- [Data]

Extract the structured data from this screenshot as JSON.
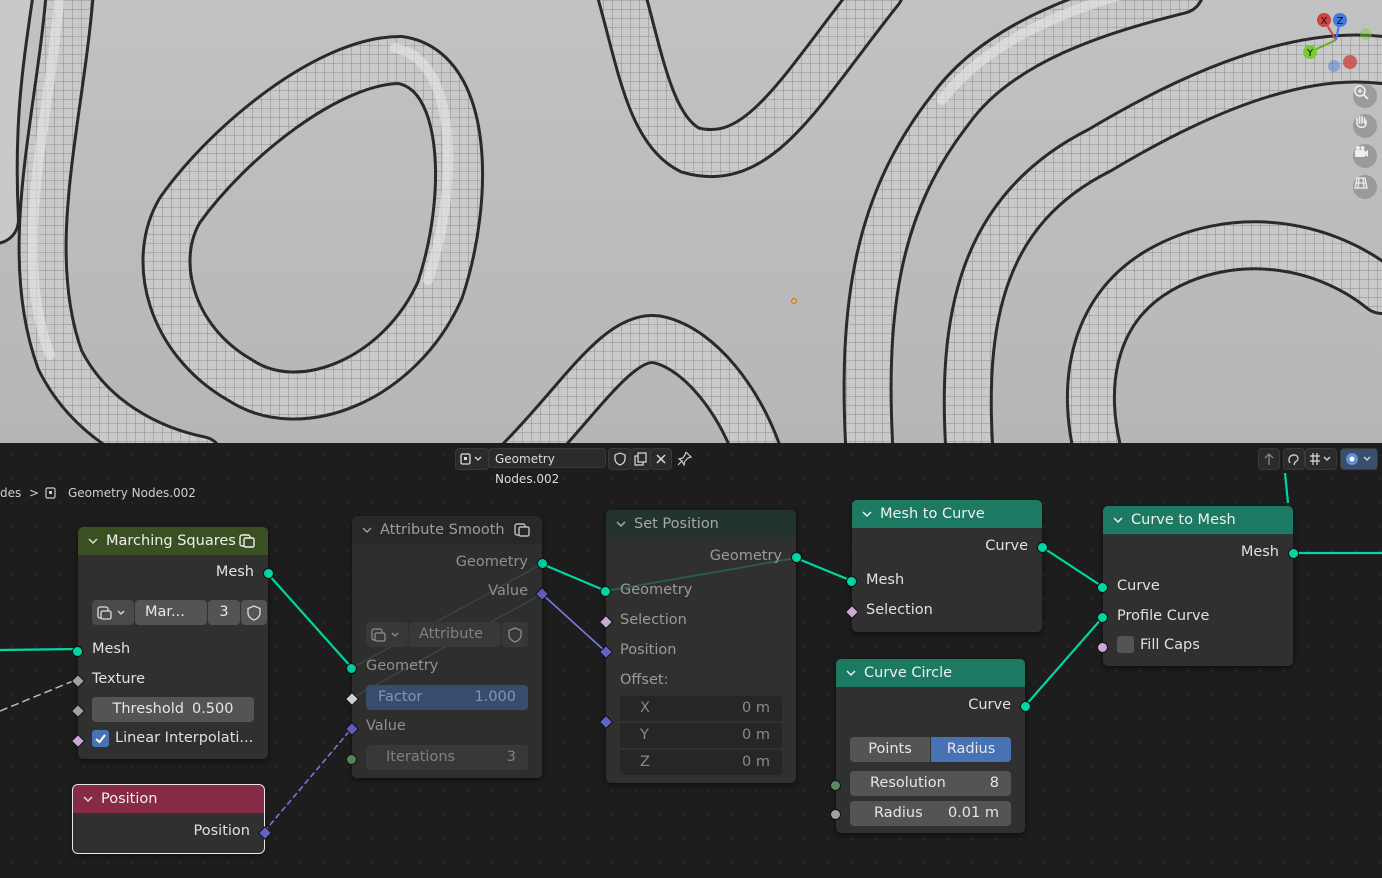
{
  "viewport": {
    "gizmo": {
      "x": "X",
      "y": "Y",
      "z": "Z"
    },
    "tools": [
      "zoom-icon",
      "hand-icon",
      "camera-icon",
      "grid-icon"
    ]
  },
  "header": {
    "node_tree_name": "Geometry Nodes.002"
  },
  "breadcrumb": {
    "parent": "des",
    "separator": ">",
    "current": "Geometry Nodes.002"
  },
  "nodes": {
    "marching_squares": {
      "title": "Marching Squares",
      "out_mesh": "Mesh",
      "group_name": "Mar...",
      "users": "3",
      "in_mesh": "Mesh",
      "texture": "Texture",
      "threshold_label": "Threshold",
      "threshold_value": "0.500",
      "linear_label": "Linear Interpolati...",
      "color": "#3a4f22"
    },
    "position": {
      "title": "Position",
      "out": "Position",
      "color": "#872a45"
    },
    "attribute_smooth": {
      "title": "Attribute Smooth",
      "out_geometry": "Geometry",
      "out_value": "Value",
      "group_name": "Attribute ...",
      "in_geometry": "Geometry",
      "factor_label": "Factor",
      "factor_value": "1.000",
      "value": "Value",
      "iterations_label": "Iterations",
      "iterations_value": "3"
    },
    "set_position": {
      "title": "Set Position",
      "out_geometry": "Geometry",
      "in_geometry": "Geometry",
      "selection": "Selection",
      "position": "Position",
      "offset": "Offset:",
      "x_label": "X",
      "x_value": "0 m",
      "y_label": "Y",
      "y_value": "0 m",
      "z_label": "Z",
      "z_value": "0 m"
    },
    "mesh_to_curve": {
      "title": "Mesh to Curve",
      "out_curve": "Curve",
      "in_mesh": "Mesh",
      "selection": "Selection",
      "color": "#1d7a62"
    },
    "curve_circle": {
      "title": "Curve Circle",
      "out_curve": "Curve",
      "mode_points": "Points",
      "mode_radius": "Radius",
      "resolution_label": "Resolution",
      "resolution_value": "8",
      "radius_label": "Radius",
      "radius_value": "0.01 m",
      "color": "#1d7a62"
    },
    "curve_to_mesh": {
      "title": "Curve to Mesh",
      "out_mesh": "Mesh",
      "in_curve": "Curve",
      "profile_curve": "Profile Curve",
      "fill_caps": "Fill Caps",
      "color": "#1d7a62"
    }
  }
}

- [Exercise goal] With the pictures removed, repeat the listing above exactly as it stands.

- [Reply to the task]
Extract the structured data from this screenshot as JSON.
{
  "viewport": {
    "gizmo": {
      "x": "X",
      "y": "Y",
      "z": "Z"
    },
    "tools": [
      "zoom-icon",
      "hand-icon",
      "camera-icon",
      "grid-icon"
    ]
  },
  "header": {
    "node_tree_name": "Geometry Nodes.002"
  },
  "breadcrumb": {
    "parent": "des",
    "separator": ">",
    "current": "Geometry Nodes.002"
  },
  "nodes": {
    "marching_squares": {
      "title": "Marching Squares",
      "out_mesh": "Mesh",
      "group_name": "Mar...",
      "users": "3",
      "in_mesh": "Mesh",
      "texture": "Texture",
      "threshold_label": "Threshold",
      "threshold_value": "0.500",
      "linear_label": "Linear Interpolati...",
      "color": "#3a4f22"
    },
    "position": {
      "title": "Position",
      "out": "Position",
      "color": "#872a45"
    },
    "attribute_smooth": {
      "title": "Attribute Smooth",
      "out_geometry": "Geometry",
      "out_value": "Value",
      "group_name": "Attribute ...",
      "in_geometry": "Geometry",
      "factor_label": "Factor",
      "factor_value": "1.000",
      "value": "Value",
      "iterations_label": "Iterations",
      "iterations_value": "3"
    },
    "set_position": {
      "title": "Set Position",
      "out_geometry": "Geometry",
      "in_geometry": "Geometry",
      "selection": "Selection",
      "position": "Position",
      "offset": "Offset:",
      "x_label": "X",
      "x_value": "0 m",
      "y_label": "Y",
      "y_value": "0 m",
      "z_label": "Z",
      "z_value": "0 m"
    },
    "mesh_to_curve": {
      "title": "Mesh to Curve",
      "out_curve": "Curve",
      "in_mesh": "Mesh",
      "selection": "Selection",
      "color": "#1d7a62"
    },
    "curve_circle": {
      "title": "Curve Circle",
      "out_curve": "Curve",
      "mode_points": "Points",
      "mode_radius": "Radius",
      "resolution_label": "Resolution",
      "resolution_value": "8",
      "radius_label": "Radius",
      "radius_value": "0.01 m",
      "color": "#1d7a62"
    },
    "curve_to_mesh": {
      "title": "Curve to Mesh",
      "out_mesh": "Mesh",
      "in_curve": "Curve",
      "profile_curve": "Profile Curve",
      "fill_caps": "Fill Caps",
      "color": "#1d7a62"
    }
  }
}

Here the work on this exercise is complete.